### [Work instructions]
Given the listing below, output exactly the line containing "Read all visible content and emit it as JSON." and every line after it through the end.

### [Exercise material]
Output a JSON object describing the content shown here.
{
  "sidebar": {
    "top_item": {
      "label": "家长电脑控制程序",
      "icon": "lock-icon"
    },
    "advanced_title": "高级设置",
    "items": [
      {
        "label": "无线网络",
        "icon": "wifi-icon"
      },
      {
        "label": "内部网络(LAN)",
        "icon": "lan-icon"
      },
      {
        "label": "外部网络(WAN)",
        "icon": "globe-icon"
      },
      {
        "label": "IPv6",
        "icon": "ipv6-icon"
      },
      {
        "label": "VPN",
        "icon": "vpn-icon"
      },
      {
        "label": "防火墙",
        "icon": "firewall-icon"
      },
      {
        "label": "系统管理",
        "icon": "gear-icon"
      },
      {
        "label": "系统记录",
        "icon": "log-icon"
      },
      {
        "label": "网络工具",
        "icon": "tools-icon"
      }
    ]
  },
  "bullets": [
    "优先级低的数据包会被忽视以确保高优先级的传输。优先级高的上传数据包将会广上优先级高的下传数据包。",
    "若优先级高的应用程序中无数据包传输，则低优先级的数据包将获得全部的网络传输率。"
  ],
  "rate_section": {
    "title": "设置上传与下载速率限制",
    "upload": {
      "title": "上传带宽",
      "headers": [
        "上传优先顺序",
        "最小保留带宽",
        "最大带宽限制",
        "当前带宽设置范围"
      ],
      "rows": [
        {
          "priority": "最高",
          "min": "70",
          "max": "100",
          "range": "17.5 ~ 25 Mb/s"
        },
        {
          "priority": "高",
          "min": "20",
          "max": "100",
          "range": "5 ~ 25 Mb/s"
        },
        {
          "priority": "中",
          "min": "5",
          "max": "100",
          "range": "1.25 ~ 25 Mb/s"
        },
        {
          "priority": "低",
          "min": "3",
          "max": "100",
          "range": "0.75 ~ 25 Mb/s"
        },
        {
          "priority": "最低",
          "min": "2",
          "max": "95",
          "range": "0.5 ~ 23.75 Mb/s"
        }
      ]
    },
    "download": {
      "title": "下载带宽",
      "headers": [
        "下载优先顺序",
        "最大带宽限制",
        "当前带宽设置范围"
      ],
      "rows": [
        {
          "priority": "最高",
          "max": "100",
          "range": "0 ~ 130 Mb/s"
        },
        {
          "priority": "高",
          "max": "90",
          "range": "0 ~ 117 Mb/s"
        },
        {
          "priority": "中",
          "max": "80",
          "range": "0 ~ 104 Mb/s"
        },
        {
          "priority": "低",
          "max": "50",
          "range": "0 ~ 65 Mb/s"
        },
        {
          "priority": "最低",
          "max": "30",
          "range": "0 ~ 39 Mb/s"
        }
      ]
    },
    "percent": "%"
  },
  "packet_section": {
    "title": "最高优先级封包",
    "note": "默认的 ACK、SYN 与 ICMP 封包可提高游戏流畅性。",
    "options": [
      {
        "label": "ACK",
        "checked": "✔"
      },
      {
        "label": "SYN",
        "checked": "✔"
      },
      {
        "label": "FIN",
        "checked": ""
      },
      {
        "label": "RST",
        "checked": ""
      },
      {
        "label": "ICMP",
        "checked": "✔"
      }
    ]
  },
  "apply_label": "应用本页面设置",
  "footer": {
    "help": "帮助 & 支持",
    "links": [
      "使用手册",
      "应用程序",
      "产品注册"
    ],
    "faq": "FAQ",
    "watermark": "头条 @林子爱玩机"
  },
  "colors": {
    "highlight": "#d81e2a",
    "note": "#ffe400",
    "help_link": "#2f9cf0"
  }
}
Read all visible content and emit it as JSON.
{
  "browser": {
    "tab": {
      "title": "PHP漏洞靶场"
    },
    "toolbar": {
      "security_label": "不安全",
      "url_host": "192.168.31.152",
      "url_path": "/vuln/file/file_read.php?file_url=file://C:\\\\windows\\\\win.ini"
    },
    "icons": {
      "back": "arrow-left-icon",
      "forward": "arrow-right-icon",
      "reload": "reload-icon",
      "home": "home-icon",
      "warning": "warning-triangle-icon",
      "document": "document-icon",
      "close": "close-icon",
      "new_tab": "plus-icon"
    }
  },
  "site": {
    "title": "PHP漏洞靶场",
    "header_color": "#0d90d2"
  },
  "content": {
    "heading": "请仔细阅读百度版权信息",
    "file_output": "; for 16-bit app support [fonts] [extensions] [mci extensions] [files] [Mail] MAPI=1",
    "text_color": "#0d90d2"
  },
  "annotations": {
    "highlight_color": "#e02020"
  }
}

### [Response area]
Read all visible content and emit it as JSON.
{
  "browser": {
    "tab": {
      "title": "PHP漏洞靶场"
    },
    "toolbar": {
      "security_label": "不安全",
      "url_host": "192.168.31.152",
      "url_path": "/vuln/file/file_read.php?file_url=file://C:\\\\windows\\\\win.ini"
    },
    "icons": {
      "back": "arrow-left-icon",
      "forward": "arrow-right-icon",
      "reload": "reload-icon",
      "home": "home-icon",
      "warning": "warning-triangle-icon",
      "document": "document-icon",
      "close": "close-icon",
      "new_tab": "plus-icon"
    }
  },
  "site": {
    "title": "PHP漏洞靶场",
    "header_color": "#0d90d2"
  },
  "content": {
    "heading": "请仔细阅读百度版权信息",
    "file_output": "; for 16-bit app support [fonts] [extensions] [mci extensions] [files] [Mail] MAPI=1",
    "text_color": "#0d90d2"
  },
  "annotations": {
    "highlight_color": "#e02020"
  }
}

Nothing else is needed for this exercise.